*** Opening THE RECORDS ***
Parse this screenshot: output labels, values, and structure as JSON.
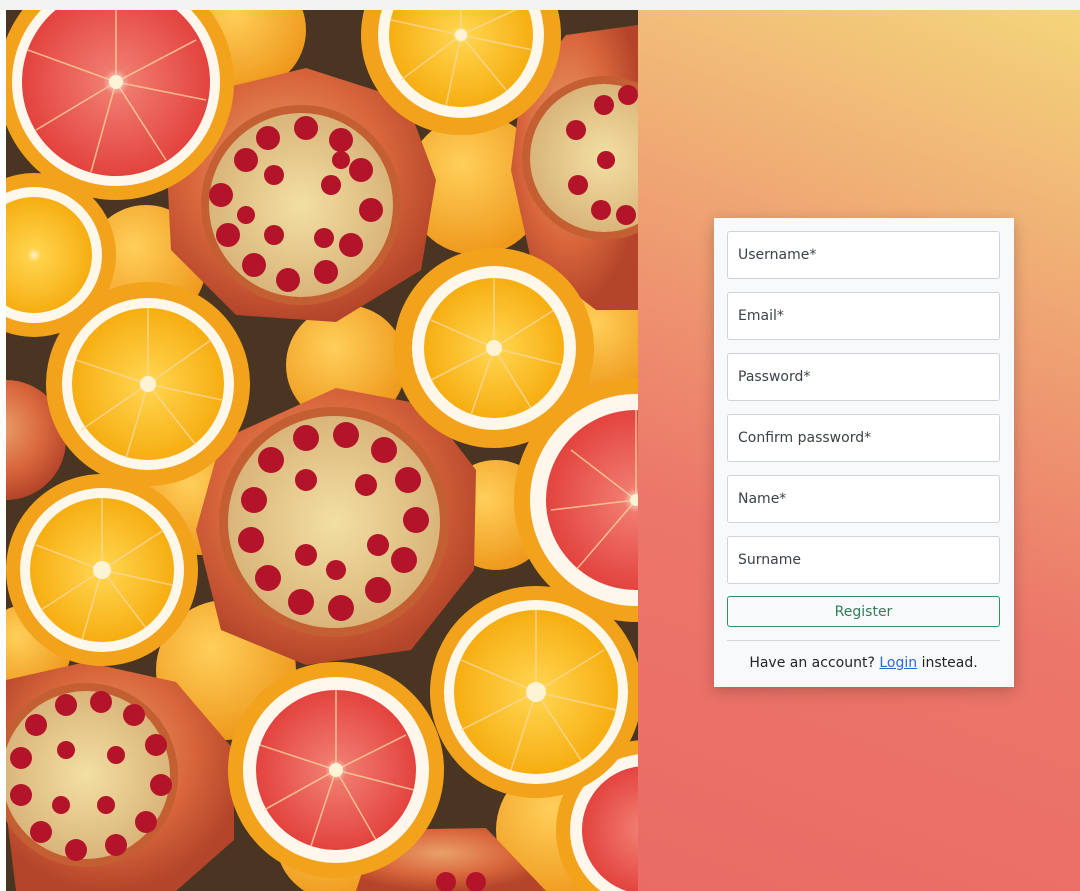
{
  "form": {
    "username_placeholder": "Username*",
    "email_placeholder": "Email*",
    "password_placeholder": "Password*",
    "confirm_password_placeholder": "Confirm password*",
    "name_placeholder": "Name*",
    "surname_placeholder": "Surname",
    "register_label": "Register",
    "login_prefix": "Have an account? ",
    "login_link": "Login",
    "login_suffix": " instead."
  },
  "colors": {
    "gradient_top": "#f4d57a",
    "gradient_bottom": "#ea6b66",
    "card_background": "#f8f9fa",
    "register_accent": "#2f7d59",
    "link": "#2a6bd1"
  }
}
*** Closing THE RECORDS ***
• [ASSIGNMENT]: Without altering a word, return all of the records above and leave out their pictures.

• [EXERCISE RESULT]:
Parse this screenshot: output labels, values, and structure as JSON.
{
  "form": {
    "username_placeholder": "Username*",
    "email_placeholder": "Email*",
    "password_placeholder": "Password*",
    "confirm_password_placeholder": "Confirm password*",
    "name_placeholder": "Name*",
    "surname_placeholder": "Surname",
    "register_label": "Register",
    "login_prefix": "Have an account? ",
    "login_link": "Login",
    "login_suffix": " instead."
  },
  "colors": {
    "gradient_top": "#f4d57a",
    "gradient_bottom": "#ea6b66",
    "card_background": "#f8f9fa",
    "register_accent": "#2f7d59",
    "link": "#2a6bd1"
  }
}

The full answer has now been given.